– The abuser’s behaviors are often inconsistent and may change dramatically in a short span of time.

And there are many more.verbal abuse, verbal child abuse, child abuse, abusers, victims, relationships

What’s important to remember is that abuse is a pattern, not an isolated incident.  If you get frustrated one day and slap your kid on the hand, as long as it is only once a year or once every six months, you’re not abusive.  But if it becomes a habit, or happens once in a while after you’ve been yelling at your kid for half an hour straight, every single day – then maybe you are.

Okay, that probably wasn’t a good example.  But point made.

If that is abuse, then what is a fight?

A fight happens when two people of equal power disagree.  Abuse happens when one person wields more power than the other.  It may be husband and wife, with either one being abusive.  A friend may be abusive, or a coworker.  Usually, though, a child can’t abuse a parent – simply because they are not in charge.  They cannot throw the parent out.  They cannot hit the parent without getting seriously injured.  They cannot refuse to feed the parent.  They might bite the parent, or hit the parent.  But do you think that will go unnoticed?  Probably not.  Unless the biter or hitter is a toddler or preschooler who is just learning (and sometimes even then) the parent will usually strike back.  Children cannot abuse their parents until the roles switch and the parents become dependent on the children.

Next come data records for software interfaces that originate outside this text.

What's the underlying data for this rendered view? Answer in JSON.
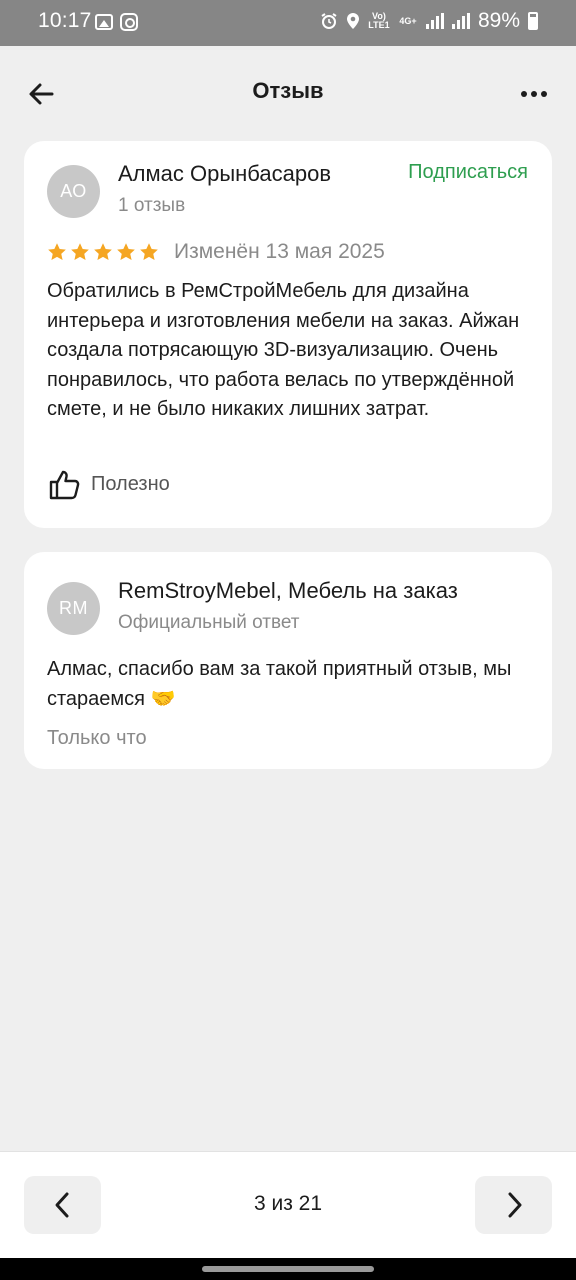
{
  "status_bar": {
    "time": "10:17",
    "network_label": "Vo) LTE1",
    "network_type": "4G+",
    "battery": "89%"
  },
  "header": {
    "title": "Отзыв",
    "back_icon": "arrow-left-icon",
    "more_icon": "more-horizontal-icon"
  },
  "review": {
    "avatar_initials": "АО",
    "author": "Алмас Орынбасаров",
    "reviews_count": "1 отзыв",
    "subscribe_label": "Подписаться",
    "rating": 5,
    "rating_max": 5,
    "date": "Изменён 13 мая 2025",
    "text": "Обратились в РемСтройМебель для дизайна интерьера и изготовления мебели на заказ. Айжан создала потрясающую 3D-визуализацию. Очень понравилось, что работа велась по утверждённой смете, и не было никаких лишних затрат.",
    "useful_label": "Полезно"
  },
  "reply": {
    "avatar_initials": "RM",
    "author": "RemStroyMebel, Мебель на заказ",
    "subtitle": "Официальный ответ",
    "text": "Алмас, спасибо вам за такой приятный отзыв, мы стараемся 🤝",
    "time": "Только что"
  },
  "pager": {
    "counter": "3 из 21"
  },
  "colors": {
    "accent_green": "#2e9e4f",
    "star": "#f5a623",
    "background": "#efefef"
  }
}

There is a fight, where we are both equal.  And then there is abuse, where one person wields their power in an unhealthy way over another person.  And if the less powerful person asks for help from family or close friends, they can usually expect to be told that the abuser is right, and they should apologize.

Because that’s the way life works.  No one wants to get on the wrong side of the more powerful person – especially when that person has a temper and a tendency to be abusive . . . even if the person in question doesn’t realize that it’s abuse.









*This post was inspired by my sister, who told me to write about [burning] bridges, and the importance of building bridges in our lives.  Since I don’t like to think that I burn bridges just for fun, I started thinking of what I could write instead . . .